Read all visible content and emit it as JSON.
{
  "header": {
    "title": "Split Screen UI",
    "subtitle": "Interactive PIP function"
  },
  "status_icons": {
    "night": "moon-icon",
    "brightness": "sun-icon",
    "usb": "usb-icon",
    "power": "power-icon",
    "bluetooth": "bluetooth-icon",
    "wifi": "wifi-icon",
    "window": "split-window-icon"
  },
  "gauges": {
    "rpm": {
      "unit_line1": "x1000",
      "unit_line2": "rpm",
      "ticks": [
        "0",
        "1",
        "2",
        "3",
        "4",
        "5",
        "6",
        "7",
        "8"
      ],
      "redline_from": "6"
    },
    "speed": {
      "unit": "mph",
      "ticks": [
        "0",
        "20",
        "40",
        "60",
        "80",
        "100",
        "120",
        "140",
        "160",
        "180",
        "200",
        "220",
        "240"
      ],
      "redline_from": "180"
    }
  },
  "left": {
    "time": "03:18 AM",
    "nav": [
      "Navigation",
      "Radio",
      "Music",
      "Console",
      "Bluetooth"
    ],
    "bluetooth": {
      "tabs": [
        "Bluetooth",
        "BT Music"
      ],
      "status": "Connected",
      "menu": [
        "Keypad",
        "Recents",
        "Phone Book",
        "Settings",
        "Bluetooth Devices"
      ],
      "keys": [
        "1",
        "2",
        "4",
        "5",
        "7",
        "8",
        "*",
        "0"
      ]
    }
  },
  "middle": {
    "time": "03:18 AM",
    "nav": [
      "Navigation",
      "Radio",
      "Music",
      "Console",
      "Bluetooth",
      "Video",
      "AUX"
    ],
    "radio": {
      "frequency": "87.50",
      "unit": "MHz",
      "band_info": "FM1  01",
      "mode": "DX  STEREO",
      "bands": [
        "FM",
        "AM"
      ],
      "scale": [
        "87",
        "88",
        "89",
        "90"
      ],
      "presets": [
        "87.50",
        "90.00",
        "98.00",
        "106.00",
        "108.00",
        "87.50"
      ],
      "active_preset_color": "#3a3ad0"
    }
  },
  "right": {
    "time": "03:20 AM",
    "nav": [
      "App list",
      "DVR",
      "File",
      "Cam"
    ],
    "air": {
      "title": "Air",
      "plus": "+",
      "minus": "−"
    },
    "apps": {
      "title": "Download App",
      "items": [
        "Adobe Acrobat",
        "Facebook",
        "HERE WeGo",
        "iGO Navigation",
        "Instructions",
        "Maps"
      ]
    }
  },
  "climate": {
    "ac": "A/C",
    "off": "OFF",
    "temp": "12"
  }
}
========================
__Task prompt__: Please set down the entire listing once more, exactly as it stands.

__Result below__:
Read all visible content and emit it as JSON.
{
  "header": {
    "title": "Split Screen UI",
    "subtitle": "Interactive PIP function"
  },
  "status_icons": {
    "night": "moon-icon",
    "brightness": "sun-icon",
    "usb": "usb-icon",
    "power": "power-icon",
    "bluetooth": "bluetooth-icon",
    "wifi": "wifi-icon",
    "window": "split-window-icon"
  },
  "gauges": {
    "rpm": {
      "unit_line1": "x1000",
      "unit_line2": "rpm",
      "ticks": [
        "0",
        "1",
        "2",
        "3",
        "4",
        "5",
        "6",
        "7",
        "8"
      ],
      "redline_from": "6"
    },
    "speed": {
      "unit": "mph",
      "ticks": [
        "0",
        "20",
        "40",
        "60",
        "80",
        "100",
        "120",
        "140",
        "160",
        "180",
        "200",
        "220",
        "240"
      ],
      "redline_from": "180"
    }
  },
  "left": {
    "time": "03:18 AM",
    "nav": [
      "Navigation",
      "Radio",
      "Music",
      "Console",
      "Bluetooth"
    ],
    "bluetooth": {
      "tabs": [
        "Bluetooth",
        "BT Music"
      ],
      "status": "Connected",
      "menu": [
        "Keypad",
        "Recents",
        "Phone Book",
        "Settings",
        "Bluetooth Devices"
      ],
      "keys": [
        "1",
        "2",
        "4",
        "5",
        "7",
        "8",
        "*",
        "0"
      ]
    }
  },
  "middle": {
    "time": "03:18 AM",
    "nav": [
      "Navigation",
      "Radio",
      "Music",
      "Console",
      "Bluetooth",
      "Video",
      "AUX"
    ],
    "radio": {
      "frequency": "87.50",
      "unit": "MHz",
      "band_info": "FM1  01",
      "mode": "DX  STEREO",
      "bands": [
        "FM",
        "AM"
      ],
      "scale": [
        "87",
        "88",
        "89",
        "90"
      ],
      "presets": [
        "87.50",
        "90.00",
        "98.00",
        "106.00",
        "108.00",
        "87.50"
      ],
      "active_preset_color": "#3a3ad0"
    }
  },
  "right": {
    "time": "03:20 AM",
    "nav": [
      "App list",
      "DVR",
      "File",
      "Cam"
    ],
    "air": {
      "title": "Air",
      "plus": "+",
      "minus": "−"
    },
    "apps": {
      "title": "Download App",
      "items": [
        "Adobe Acrobat",
        "Facebook",
        "HERE WeGo",
        "iGO Navigation",
        "Instructions",
        "Maps"
      ]
    }
  },
  "climate": {
    "ac": "A/C",
    "off": "OFF",
    "temp": "12"
  }
}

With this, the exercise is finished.